**What is expected:**
Lines with "javaee" in them are to be located in the listing below and copied.

--- Data extract Enclosed Below ---

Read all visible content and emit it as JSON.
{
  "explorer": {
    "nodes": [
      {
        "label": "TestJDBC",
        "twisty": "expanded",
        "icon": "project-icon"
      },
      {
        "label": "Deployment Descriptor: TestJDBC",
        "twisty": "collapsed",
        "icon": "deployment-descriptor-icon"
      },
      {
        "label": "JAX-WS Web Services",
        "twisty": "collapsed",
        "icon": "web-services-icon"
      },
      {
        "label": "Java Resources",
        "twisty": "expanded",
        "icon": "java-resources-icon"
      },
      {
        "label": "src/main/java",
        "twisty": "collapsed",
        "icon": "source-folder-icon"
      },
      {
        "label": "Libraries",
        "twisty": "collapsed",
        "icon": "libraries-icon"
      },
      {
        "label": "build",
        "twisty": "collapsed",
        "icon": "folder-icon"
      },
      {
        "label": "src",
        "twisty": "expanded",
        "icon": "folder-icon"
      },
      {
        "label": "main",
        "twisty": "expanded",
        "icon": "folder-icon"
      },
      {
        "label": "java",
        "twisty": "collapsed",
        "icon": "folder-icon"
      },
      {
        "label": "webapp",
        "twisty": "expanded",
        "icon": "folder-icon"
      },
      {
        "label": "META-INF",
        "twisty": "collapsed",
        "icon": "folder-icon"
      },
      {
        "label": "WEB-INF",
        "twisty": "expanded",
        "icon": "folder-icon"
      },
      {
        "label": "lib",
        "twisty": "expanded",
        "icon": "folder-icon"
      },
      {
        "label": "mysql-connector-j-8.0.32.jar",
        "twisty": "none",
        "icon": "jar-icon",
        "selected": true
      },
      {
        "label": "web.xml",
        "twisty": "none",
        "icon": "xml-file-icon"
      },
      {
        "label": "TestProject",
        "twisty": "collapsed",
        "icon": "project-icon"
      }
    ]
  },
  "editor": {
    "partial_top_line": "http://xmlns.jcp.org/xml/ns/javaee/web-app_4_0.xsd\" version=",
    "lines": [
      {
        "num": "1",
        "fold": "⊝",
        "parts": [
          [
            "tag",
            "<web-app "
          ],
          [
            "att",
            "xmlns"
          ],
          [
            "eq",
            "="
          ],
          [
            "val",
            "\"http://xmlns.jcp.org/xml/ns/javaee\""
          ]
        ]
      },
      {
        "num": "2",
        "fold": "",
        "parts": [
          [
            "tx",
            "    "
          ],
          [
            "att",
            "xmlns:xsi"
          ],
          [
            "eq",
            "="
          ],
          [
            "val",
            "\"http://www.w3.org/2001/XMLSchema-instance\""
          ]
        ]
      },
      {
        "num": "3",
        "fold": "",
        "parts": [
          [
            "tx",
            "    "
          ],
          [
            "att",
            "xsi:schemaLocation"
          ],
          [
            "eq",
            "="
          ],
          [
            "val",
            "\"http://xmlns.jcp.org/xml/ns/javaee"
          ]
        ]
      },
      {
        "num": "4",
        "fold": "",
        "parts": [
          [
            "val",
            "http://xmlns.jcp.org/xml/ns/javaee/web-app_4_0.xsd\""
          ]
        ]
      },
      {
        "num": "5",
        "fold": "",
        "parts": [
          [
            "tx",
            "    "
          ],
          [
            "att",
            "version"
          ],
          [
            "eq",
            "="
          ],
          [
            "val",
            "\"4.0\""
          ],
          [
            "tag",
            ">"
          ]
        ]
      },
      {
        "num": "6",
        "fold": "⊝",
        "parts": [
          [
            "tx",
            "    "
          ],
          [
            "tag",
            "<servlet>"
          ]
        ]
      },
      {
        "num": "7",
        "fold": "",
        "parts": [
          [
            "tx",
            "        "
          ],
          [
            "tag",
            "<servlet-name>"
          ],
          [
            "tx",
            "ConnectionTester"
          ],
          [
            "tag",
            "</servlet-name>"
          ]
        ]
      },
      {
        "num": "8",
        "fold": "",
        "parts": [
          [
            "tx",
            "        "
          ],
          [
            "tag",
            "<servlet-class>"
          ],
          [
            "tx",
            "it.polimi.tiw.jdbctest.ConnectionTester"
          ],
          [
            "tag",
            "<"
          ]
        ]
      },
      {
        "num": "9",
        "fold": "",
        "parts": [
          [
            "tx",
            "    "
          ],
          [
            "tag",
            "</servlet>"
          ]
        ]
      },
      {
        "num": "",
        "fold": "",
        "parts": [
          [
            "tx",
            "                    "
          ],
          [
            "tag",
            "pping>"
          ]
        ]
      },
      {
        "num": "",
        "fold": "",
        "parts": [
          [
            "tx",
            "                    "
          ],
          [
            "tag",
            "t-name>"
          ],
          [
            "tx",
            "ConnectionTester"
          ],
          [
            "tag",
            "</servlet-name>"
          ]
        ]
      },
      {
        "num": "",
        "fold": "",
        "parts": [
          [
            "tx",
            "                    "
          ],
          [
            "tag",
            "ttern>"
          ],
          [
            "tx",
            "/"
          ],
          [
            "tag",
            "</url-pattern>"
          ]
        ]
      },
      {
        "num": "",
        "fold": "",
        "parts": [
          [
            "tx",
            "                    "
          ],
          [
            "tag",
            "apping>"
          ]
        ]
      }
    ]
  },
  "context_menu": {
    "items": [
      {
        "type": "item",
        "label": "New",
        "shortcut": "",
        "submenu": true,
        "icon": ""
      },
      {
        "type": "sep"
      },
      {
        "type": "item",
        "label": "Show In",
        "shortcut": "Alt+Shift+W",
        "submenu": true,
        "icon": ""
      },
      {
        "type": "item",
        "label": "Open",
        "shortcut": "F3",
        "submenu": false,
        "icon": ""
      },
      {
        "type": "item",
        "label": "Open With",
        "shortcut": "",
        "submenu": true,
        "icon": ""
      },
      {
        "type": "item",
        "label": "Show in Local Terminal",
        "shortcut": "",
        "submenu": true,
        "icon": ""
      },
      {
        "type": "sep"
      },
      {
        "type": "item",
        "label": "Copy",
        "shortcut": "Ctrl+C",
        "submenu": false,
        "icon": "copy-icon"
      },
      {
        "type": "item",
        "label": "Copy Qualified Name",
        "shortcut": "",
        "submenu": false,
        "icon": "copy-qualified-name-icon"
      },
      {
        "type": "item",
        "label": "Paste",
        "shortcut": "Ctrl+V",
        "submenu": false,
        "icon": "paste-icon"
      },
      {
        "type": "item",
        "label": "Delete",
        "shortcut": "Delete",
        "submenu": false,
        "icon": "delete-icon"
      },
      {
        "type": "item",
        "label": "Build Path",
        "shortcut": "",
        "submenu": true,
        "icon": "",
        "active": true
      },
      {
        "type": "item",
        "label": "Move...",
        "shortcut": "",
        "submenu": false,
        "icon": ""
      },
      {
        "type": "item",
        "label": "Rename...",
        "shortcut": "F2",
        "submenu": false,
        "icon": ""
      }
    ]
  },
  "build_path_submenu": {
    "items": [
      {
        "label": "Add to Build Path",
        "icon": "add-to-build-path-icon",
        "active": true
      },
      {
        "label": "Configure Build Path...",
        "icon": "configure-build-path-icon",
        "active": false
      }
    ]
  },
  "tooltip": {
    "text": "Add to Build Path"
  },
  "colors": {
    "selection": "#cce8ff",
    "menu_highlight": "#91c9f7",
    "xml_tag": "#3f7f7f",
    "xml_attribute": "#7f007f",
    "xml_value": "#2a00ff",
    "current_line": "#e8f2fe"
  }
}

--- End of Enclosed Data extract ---

**Task result:**
    "partial_top_line": "http://xmlns.jcp.org/xml/ns/javaee/web-app_4_0.xsd\" version=",
            "\"http://xmlns.jcp.org/xml/ns/javaee\""
            "\"http://xmlns.jcp.org/xml/ns/javaee"
            "http://xmlns.jcp.org/xml/ns/javaee/web-app_4_0.xsd\""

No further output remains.